George Frideric Handel, Joseph and his Brethren, HWV 59. Philharmonia has performed more of Handel’s oratorios than any period instrument orchestra, and Nicholas McGegan is internationally known for his interpretation of these monumental works. Joseph and his Brethren is new to Philharmonia’s repertoire and tells the Biblical story of Joseph and his reconciliation with his family in Egypt. It gives Handel the opportunity to depict the grandeur of Pharaoh’s court and the faith of Joseph’s estranged brothers in a plot of intrigue and mistaken identity. Don’t miss this rare opportunity to hear this dramatic work, rarely performed since Handel’s lifetime, in a definitive performance, with soloists Sherezade Panthaki, soprano; Gabrielle Haigh, soprano; Diana Moore, mezzo-soprano; Abigail Levis, mezzo-soprano; Nicholas Phan, tenor; Philip Cutlip, baritone; and the Philharmonia Chorale, Bruce Lamott, director.

4 PM
First Congregational Church
2345 Channing Way, Berkeley (main entrance, Dana & Durant)
$28–$120
Tickets online or 415-392-4400

San Francisco Choral Artists, Magen Solomon, Director
“A Rebel’s Christmas: Martin Luther’s Musical Reformation” Why should the devil get all the good tunes? Even if Luther didn’t say this, he was on to something, since he borrowed and reshaped many fine secular songs and Catholic chants into Protestant hymns. This concert will dig up roots of beloved church tunes, follow them into the 21st century, and examine how one man changed the course of music. Explore this transformation as wrought by Bach, Brahms, Distler, Handl, Mendelssohn, Praetorius, and Walther, with guidance, spiritual and otherwise, from our “guest monk,” narrator Stephen Wilson. The program includes chances to sing along with SFCA on popular Lutheran tunes, including “Von Himmel Hoch” and “Joseph lieber.” Trace the evolution of these tunes across five centuries, all the way to present-day works; the Choral Artists will premiere pieces by Composer-in-Residence Michael Kaulkin, Composer-Not-in-Residence Sylke Zimpel, and New Voices Project winner Ash Stemke. Narrator and historian Stephen Wilson will weave a tale through this unusual program.

4 PM
St. Mark’s Lutheran Church
1111 O’Farrell, San Francisco
$12.50 to $33
Tickets online or 415-494-8149

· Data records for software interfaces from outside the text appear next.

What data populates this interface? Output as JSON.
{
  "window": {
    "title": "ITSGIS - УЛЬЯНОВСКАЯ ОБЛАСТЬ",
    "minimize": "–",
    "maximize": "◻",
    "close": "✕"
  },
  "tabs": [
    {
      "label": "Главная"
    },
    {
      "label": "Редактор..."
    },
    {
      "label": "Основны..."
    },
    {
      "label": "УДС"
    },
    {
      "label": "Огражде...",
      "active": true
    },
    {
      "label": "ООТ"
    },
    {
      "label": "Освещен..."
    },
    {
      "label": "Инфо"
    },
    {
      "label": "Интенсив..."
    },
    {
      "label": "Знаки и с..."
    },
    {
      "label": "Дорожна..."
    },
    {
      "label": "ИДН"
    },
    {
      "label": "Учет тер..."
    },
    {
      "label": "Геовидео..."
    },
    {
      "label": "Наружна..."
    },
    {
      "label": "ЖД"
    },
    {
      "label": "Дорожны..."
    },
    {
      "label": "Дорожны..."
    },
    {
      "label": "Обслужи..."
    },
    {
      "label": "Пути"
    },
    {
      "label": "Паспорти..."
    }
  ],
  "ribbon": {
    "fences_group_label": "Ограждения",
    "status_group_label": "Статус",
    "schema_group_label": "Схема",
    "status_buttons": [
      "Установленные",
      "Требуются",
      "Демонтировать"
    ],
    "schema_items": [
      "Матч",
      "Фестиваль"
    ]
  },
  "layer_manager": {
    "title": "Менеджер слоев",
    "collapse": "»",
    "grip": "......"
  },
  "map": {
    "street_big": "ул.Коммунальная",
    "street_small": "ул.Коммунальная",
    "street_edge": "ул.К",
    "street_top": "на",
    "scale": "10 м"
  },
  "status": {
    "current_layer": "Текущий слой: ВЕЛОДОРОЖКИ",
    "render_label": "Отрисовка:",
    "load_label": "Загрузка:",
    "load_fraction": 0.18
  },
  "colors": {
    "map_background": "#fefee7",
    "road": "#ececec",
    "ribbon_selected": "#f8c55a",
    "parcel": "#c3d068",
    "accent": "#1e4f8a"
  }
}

Sonoma Bach Choir, Robert Worth, Director
“Early Music Christmas: Windows to the Soul” For this 6th annual Early Music Christmas, Sonoma Bach takes a slightly different tack, extending their exploration of the story back nine months to the moment when Mary receives the strange angelic tidings, and forward to the day known as Candlemas, when the infant Jesus is brought into the temple and is immediately recognized by the aged Simeon. A special focus of the concert is on ‘ways of knowing.’ How do we learn of great things? How do we take them into our minds and hearts? Repertoire includes motets, mass movements, and a Magnificat by Italians and others working in Italy, including Monteverdi and Palestrina. With Charles Rus, organ; Stephen Escher, cornetto; and Circa 1600.

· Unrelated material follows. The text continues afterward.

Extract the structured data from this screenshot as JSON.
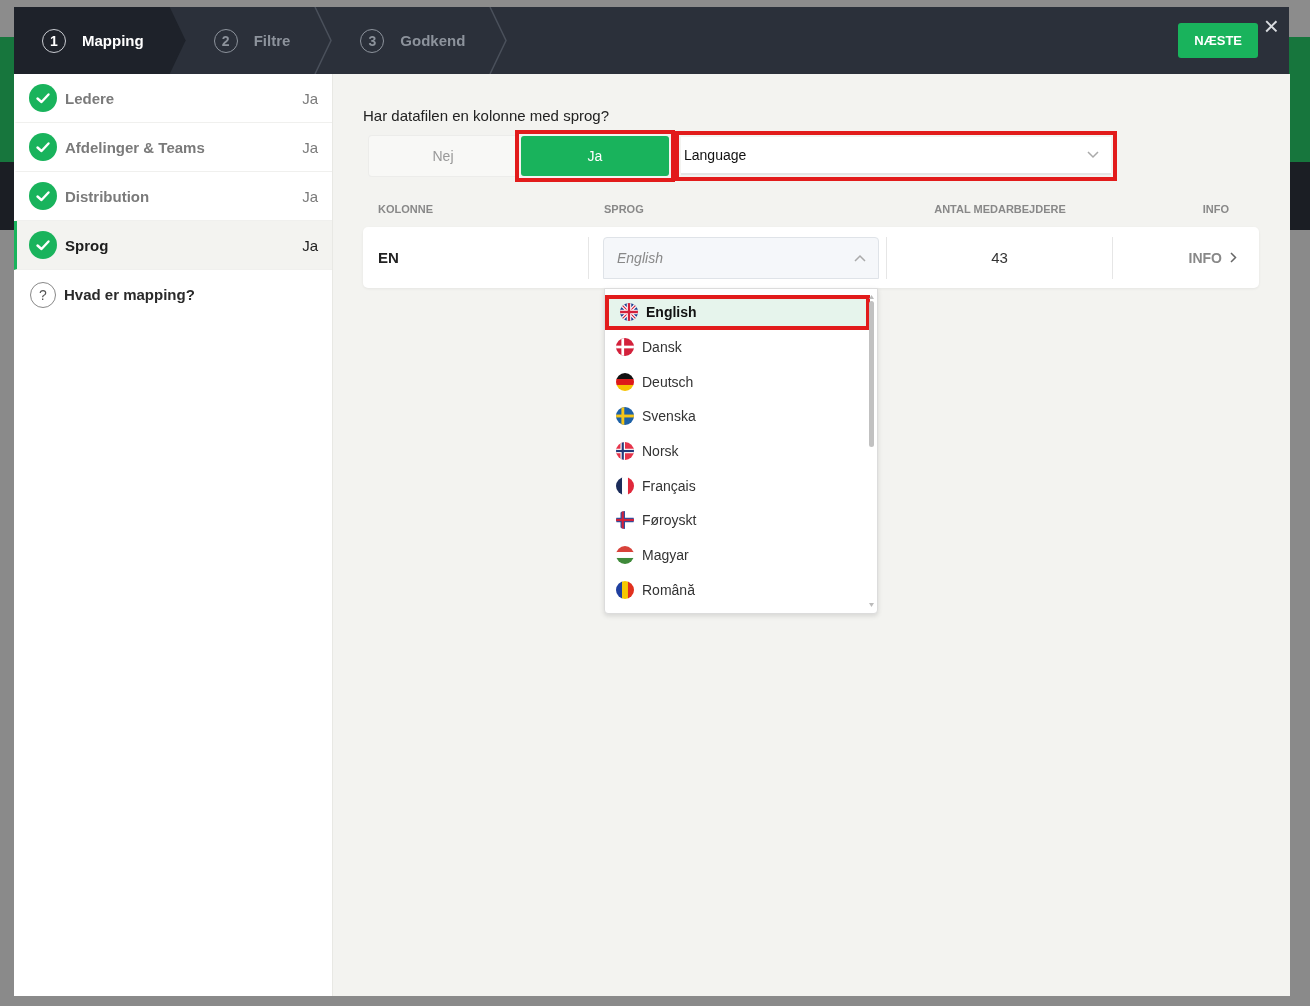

3 PM BachGrounder lecture/demonstration 35 minutes before each concert
Schroeder Hall, Green Music Center
1801 E. Cotati Ave., Rohnert Park
$25/$15
Tickets online
www.sonomabach.org or 877-914-2224

Continue reading next week’s calendar . . .